‘Mythtress’ or more?
I, too, wondered about definitive proof, so I called Paula Hinkel of the Southern California Genealogical Society. “Infidelity,” she told me, “wasn’t limited to the wealthy, or any certain ethnicity or age or group of people.” She said DNA is the gold standard for proving paternity and cautioned, “without proof, there is no truth, only myth -- making Birdie his mythtress.”
My editors demanded more than myth.
I told Judy Brand the newspaper would foot the bill. The question was, who would we test?
The major players in the drama were long dead.
Brand died of prostate cancer in 1925, at 65. His wife, Mary Louise, died in 1945. Birdie died in 1954, after selling her land and moving into a duplex on Brand Boulevard in San Fernando.
By the time we decided to test, Jack, Lee and Ken Gordon had died too. So had Judy Brand’s ex-husband. We would have to resort to more distant relatives.
I contacted Bennett Greenspan, president of Texas-based Family Tree DNA, whose company provided genetic testing for a massive project to trace the migratory history of the human race. He said he was confident he’d be able to find the truth.

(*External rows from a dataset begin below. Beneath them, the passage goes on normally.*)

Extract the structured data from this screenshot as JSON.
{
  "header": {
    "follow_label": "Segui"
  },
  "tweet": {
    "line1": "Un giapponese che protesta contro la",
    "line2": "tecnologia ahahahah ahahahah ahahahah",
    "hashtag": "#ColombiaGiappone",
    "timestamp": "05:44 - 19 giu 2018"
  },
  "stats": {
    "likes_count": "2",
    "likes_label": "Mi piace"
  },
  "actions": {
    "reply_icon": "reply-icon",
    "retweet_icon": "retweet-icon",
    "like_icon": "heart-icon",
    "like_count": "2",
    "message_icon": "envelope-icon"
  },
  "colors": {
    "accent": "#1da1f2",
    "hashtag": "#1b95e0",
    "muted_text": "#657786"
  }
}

“So far, we’ve tested over 335,000 DNA samples from the general public worldwide,” he said. “We use the Y chromosome that only rarely changes from generation to generation.”
Judy Brand’s son, Carlton, agreed to provide a sample -- a swab of cells from inside his cheek. But the drama of the moment escaped him. “I pretty much did it for my mom,” he said. “I felt nothing.”
Mike Gordon, Jack’s son, also provided a cheek swab.
This test, we hoped, would resolve another question too: whether Brand had fathered Jack, which he had denied.
Greenspan compared the samples to one another and to his broad database. While DNA testing at this degree of separation could never be considered definitive, he called the results “clear and unambiguous”:
“The Gordons and Brands are close cousins who share the same Scottish ancestor.”
L.C. Brand was of Scottish descent.
The DNA samples, Greenspan said, “are as close as I am to my brother.”
The results quickly made their way to surviving relatives.
Even without the DNA, Lee’s daughter, Cherie Gordon, had no doubt about the family history.
“When I walked into the Brand Library a few years ago and saw this portrait of Leslie Brand, it was like a rubber stamp of my father,” she said.
It wasn’t just their faces that looked so similar. L.C. Brand stood 5 feet tall; Lee, 5 foot 2; and Jack, 5 foot 3.
Cherie, who lives in Valley Springs, Calif., had been nervous about publicizing her father’s likely connection to L.C. Brand. She said she sometimes wondered if she was infringing on her ancestors’ privacy. “I don’t think L.C. or Birdie would have wanted their connubial relationship printed in a newspaper. Perhaps it is something they took to their graves.”
But once the DNA results were in, her misgivings evaporated. “Yesss! I knew it!” she exclaimed.
Judy Brand also feels triumphant.
When I told her the news, she said, “I told you so.”
For me, it was just more proof of something I’ve learned over the years. Scratch the surface of almost any Los Angeles story, and you’re bound to find another and another and another.
L.A. Then and Now
Cecilia Rasmussen is retiring, but the L.A. Then and Now column will continue. To read some of Rasmussen’s favorite columns or to comment on this article, go to latimes.com/ cecilia. She can be reached at firstname.lastname@example.org.
L.A. Then and Now will return to the Sunday California section at the beginning of May. Readers wanting a Southern California history fix during this hiatus can check out The Daily Mirror, The Times’ blog focusing on the region’s colorful past written by Larry Harnisch.